# Required action
Spot each line in the data below containing "JSON" and copy it.

Page and application data records
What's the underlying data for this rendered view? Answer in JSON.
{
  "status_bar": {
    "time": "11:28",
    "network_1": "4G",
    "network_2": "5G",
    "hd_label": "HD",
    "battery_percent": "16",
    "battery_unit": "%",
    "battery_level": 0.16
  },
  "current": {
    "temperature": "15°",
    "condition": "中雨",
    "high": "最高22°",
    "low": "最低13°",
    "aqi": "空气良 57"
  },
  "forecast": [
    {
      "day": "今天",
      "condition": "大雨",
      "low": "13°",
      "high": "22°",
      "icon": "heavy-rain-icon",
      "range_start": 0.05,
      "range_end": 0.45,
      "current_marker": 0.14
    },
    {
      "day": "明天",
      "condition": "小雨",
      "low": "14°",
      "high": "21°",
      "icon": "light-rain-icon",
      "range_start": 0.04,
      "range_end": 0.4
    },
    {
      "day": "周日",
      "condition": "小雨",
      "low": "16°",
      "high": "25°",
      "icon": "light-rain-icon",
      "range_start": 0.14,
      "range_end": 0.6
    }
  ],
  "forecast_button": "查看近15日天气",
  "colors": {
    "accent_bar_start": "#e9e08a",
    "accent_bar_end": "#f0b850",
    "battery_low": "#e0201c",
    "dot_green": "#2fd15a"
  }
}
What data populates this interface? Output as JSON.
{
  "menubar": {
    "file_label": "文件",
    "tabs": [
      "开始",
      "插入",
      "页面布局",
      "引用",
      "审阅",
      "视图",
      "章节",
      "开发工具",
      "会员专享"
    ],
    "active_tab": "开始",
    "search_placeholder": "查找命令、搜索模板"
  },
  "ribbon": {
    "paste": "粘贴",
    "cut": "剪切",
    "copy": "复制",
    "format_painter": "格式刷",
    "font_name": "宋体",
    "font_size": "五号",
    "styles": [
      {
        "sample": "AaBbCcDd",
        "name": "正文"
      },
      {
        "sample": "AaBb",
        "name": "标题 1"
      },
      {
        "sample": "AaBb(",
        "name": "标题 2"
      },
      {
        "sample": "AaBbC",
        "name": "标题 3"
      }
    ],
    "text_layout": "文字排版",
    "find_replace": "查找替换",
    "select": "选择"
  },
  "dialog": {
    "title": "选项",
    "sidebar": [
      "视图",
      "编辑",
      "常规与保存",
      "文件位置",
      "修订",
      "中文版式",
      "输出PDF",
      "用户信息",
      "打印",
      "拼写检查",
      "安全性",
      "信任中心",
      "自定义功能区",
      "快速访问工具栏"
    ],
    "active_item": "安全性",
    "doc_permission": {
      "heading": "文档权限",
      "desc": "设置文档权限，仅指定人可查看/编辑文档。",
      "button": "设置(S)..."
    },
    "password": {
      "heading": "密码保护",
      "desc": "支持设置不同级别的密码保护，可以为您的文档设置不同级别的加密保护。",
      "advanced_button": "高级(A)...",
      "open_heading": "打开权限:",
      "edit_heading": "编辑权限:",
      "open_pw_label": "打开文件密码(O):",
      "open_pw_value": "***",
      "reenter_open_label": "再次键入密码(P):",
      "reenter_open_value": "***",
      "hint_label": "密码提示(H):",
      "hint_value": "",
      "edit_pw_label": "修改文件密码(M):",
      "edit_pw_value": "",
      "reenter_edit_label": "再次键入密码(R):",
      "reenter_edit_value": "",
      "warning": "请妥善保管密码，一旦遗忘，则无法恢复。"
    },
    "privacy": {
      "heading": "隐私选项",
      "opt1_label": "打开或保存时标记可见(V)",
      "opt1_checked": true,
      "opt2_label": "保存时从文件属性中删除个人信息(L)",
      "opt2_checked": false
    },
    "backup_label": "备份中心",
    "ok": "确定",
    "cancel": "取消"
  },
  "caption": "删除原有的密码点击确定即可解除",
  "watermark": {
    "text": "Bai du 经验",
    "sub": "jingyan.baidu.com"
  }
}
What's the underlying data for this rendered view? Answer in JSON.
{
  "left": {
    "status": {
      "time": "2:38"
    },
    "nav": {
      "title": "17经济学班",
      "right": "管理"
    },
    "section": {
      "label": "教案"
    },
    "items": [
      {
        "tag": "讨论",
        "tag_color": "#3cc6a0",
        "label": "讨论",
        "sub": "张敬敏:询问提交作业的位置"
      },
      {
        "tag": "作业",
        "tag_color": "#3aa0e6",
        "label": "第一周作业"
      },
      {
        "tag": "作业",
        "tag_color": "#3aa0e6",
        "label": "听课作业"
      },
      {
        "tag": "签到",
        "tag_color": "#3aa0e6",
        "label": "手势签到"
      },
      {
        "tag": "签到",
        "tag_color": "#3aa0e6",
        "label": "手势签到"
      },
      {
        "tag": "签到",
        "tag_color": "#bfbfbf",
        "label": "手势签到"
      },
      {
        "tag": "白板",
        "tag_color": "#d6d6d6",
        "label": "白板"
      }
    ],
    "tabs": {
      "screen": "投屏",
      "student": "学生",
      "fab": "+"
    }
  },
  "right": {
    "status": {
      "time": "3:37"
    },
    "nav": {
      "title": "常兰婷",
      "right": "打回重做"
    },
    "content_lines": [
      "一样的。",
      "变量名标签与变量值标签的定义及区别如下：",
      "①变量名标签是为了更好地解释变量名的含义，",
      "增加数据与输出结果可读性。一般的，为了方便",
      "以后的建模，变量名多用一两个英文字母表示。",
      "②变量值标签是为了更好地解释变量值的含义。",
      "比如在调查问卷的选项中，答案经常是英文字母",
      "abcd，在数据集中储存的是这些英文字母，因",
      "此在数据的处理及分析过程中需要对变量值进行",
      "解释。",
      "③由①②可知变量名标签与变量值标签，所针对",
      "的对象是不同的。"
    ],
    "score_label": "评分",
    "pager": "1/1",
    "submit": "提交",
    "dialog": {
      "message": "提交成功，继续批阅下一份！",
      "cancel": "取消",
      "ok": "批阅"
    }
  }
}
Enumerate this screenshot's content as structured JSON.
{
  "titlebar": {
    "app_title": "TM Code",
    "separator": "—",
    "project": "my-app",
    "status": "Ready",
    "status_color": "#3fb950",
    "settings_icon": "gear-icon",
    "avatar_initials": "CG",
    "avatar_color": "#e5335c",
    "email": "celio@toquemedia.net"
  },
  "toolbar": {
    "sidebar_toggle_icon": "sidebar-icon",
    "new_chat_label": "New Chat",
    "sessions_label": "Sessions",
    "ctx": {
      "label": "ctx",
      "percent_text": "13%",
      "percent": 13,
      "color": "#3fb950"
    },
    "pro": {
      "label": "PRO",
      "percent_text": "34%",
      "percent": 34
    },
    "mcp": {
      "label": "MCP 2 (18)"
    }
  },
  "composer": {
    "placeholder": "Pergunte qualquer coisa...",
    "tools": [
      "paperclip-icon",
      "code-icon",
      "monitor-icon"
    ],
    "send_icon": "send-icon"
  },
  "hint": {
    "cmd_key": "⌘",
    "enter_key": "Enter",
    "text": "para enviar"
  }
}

# Answer below
What's the underlying data for this rendered view? Answer in JSON.
What data populates this interface? Output as JSON.
What's the underlying data for this rendered view? Answer in JSON.
Enumerate this screenshot's content as structured JSON.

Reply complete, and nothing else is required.